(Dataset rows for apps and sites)
..............................

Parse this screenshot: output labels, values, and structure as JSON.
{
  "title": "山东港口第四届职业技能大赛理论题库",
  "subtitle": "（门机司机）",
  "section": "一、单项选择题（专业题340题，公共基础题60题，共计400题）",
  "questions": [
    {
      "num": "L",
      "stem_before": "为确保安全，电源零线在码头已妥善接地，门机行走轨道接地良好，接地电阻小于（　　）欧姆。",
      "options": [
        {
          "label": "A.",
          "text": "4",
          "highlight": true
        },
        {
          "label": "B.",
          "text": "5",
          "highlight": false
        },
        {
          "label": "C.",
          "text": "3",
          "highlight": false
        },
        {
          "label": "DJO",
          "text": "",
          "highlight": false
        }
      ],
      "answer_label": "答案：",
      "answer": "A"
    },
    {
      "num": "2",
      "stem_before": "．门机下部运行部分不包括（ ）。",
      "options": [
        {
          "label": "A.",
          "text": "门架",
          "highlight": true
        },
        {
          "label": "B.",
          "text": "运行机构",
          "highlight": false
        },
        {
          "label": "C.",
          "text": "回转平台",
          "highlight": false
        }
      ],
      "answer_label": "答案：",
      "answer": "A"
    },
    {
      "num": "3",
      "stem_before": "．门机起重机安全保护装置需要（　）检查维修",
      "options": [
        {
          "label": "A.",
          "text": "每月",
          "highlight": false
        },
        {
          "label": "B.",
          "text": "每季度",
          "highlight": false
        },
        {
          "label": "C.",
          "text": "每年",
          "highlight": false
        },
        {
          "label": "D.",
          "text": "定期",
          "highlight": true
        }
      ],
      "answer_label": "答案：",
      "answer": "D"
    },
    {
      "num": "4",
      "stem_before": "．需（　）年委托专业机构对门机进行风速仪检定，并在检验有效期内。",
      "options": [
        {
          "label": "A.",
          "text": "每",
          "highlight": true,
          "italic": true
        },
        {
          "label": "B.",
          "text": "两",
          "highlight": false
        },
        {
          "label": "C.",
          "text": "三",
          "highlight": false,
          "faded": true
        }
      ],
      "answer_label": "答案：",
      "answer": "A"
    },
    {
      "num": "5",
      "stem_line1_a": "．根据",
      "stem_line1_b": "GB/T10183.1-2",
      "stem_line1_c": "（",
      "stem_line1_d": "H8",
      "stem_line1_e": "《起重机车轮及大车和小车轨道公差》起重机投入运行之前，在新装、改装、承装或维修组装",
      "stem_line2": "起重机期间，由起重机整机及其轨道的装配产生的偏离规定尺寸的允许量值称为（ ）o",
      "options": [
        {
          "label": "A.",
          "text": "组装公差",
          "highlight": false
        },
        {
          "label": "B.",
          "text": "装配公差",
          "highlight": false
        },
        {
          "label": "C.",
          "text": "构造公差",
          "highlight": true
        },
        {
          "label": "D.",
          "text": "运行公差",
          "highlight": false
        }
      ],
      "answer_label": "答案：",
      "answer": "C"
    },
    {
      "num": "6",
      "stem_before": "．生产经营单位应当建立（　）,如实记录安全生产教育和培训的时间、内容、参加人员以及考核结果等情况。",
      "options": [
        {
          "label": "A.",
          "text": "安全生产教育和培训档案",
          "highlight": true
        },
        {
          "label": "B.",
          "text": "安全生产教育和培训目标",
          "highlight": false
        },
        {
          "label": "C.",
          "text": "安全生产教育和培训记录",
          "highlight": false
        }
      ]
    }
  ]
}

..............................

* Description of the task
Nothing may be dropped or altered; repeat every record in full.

* Output of the task
Parse this screenshot: output labels, values, and structure as JSON.
{
  "title": "山东港口第四届职业技能大赛理论题库",
  "subtitle": "（门机司机）",
  "section": "一、单项选择题（专业题340题，公共基础题60题，共计400题）",
  "questions": [
    {
      "num": "L",
      "stem_before": "为确保安全，电源零线在码头已妥善接地，门机行走轨道接地良好，接地电阻小于（　　）欧姆。",
      "options": [
        {
          "label": "A.",
          "text": "4",
          "highlight": true
        },
        {
          "label": "B.",
          "text": "5",
          "highlight": false
        },
        {
          "label": "C.",
          "text": "3",
          "highlight": false
        },
        {
          "label": "DJO",
          "text": "",
          "highlight": false
        }
      ],
      "answer_label": "答案：",
      "answer": "A"
    },
    {
      "num": "2",
      "stem_before": "．门机下部运行部分不包括（ ）。",
      "options": [
        {
          "label": "A.",
          "text": "门架",
          "highlight": true
        },
        {
          "label": "B.",
          "text": "运行机构",
          "highlight": false
        },
        {
          "label": "C.",
          "text": "回转平台",
          "highlight": false
        }
      ],
      "answer_label": "答案：",
      "answer": "A"
    },
    {
      "num": "3",
      "stem_before": "．门机起重机安全保护装置需要（　）检查维修",
      "options": [
        {
          "label": "A.",
          "text": "每月",
          "highlight": false
        },
        {
          "label": "B.",
          "text": "每季度",
          "highlight": false
        },
        {
          "label": "C.",
          "text": "每年",
          "highlight": false
        },
        {
          "label": "D.",
          "text": "定期",
          "highlight": true
        }
      ],
      "answer_label": "答案：",
      "answer": "D"
    },
    {
      "num": "4",
      "stem_before": "．需（　）年委托专业机构对门机进行风速仪检定，并在检验有效期内。",
      "options": [
        {
          "label": "A.",
          "text": "每",
          "highlight": true,
          "italic": true
        },
        {
          "label": "B.",
          "text": "两",
          "highlight": false
        },
        {
          "label": "C.",
          "text": "三",
          "highlight": false,
          "faded": true
        }
      ],
      "answer_label": "答案：",
      "answer": "A"
    },
    {
      "num": "5",
      "stem_line1_a": "．根据",
      "stem_line1_b": "GB/T10183.1-2",
      "stem_line1_c": "（",
      "stem_line1_d": "H8",
      "stem_line1_e": "《起重机车轮及大车和小车轨道公差》起重机投入运行之前，在新装、改装、承装或维修组装",
      "stem_line2": "起重机期间，由起重机整机及其轨道的装配产生的偏离规定尺寸的允许量值称为（ ）o",
      "options": [
        {
          "label": "A.",
          "text": "组装公差",
          "highlight": false
        },
        {
          "label": "B.",
          "text": "装配公差",
          "highlight": false
        },
        {
          "label": "C.",
          "text": "构造公差",
          "highlight": true
        },
        {
          "label": "D.",
          "text": "运行公差",
          "highlight": false
        }
      ],
      "answer_label": "答案：",
      "answer": "C"
    },
    {
      "num": "6",
      "stem_before": "．生产经营单位应当建立（　）,如实记录安全生产教育和培训的时间、内容、参加人员以及考核结果等情况。",
      "options": [
        {
          "label": "A.",
          "text": "安全生产教育和培训档案",
          "highlight": true
        },
        {
          "label": "B.",
          "text": "安全生产教育和培训目标",
          "highlight": false
        },
        {
          "label": "C.",
          "text": "安全生产教育和培训记录",
          "highlight": false
        }
      ]
    }
  ]
}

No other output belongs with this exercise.